* [Description of the task] Copy every line from the material below that holds "新桥机场".

* [Supplied material]
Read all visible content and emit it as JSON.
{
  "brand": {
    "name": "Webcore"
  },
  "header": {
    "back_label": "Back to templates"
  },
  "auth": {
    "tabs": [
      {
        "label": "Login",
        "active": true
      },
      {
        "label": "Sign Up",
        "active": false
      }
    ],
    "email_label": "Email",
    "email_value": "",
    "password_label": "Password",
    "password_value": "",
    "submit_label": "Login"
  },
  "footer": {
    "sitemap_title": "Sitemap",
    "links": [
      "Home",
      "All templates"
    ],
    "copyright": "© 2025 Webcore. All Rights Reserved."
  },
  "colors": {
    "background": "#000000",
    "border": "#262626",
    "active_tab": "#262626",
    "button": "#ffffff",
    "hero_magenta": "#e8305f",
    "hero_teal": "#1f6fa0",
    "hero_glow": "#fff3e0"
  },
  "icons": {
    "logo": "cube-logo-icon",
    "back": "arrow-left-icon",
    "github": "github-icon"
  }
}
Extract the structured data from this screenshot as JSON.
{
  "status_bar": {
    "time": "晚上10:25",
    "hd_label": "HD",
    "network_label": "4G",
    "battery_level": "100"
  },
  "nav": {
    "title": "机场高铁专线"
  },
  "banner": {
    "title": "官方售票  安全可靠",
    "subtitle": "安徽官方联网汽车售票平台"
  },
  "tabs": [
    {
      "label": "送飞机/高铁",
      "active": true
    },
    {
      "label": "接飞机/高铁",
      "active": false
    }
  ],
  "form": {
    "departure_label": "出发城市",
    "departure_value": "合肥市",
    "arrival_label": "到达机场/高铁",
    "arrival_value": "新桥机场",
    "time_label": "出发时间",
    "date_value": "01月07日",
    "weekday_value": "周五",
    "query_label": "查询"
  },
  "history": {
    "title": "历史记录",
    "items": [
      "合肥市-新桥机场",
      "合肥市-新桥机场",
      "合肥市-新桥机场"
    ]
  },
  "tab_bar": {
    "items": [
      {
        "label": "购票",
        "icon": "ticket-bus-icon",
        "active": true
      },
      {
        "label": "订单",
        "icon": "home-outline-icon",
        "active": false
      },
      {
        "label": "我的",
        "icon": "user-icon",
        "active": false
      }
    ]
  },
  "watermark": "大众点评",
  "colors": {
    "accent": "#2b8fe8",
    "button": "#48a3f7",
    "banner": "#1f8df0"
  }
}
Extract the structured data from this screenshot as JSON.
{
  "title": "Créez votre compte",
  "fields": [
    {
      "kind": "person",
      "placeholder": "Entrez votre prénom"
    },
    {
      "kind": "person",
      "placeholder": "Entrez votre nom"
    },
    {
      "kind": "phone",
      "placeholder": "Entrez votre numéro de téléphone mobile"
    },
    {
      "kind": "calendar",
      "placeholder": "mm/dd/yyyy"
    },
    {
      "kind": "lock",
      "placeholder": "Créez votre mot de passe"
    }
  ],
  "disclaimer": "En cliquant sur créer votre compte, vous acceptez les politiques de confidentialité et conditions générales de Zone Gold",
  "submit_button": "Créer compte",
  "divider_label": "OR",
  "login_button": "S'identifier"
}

* [Exercise answer]
    "arrival_value": "新桥机场",
      "合肥市-新桥机场",
      "合肥市-新桥机场",
      "合肥市-新桥机场"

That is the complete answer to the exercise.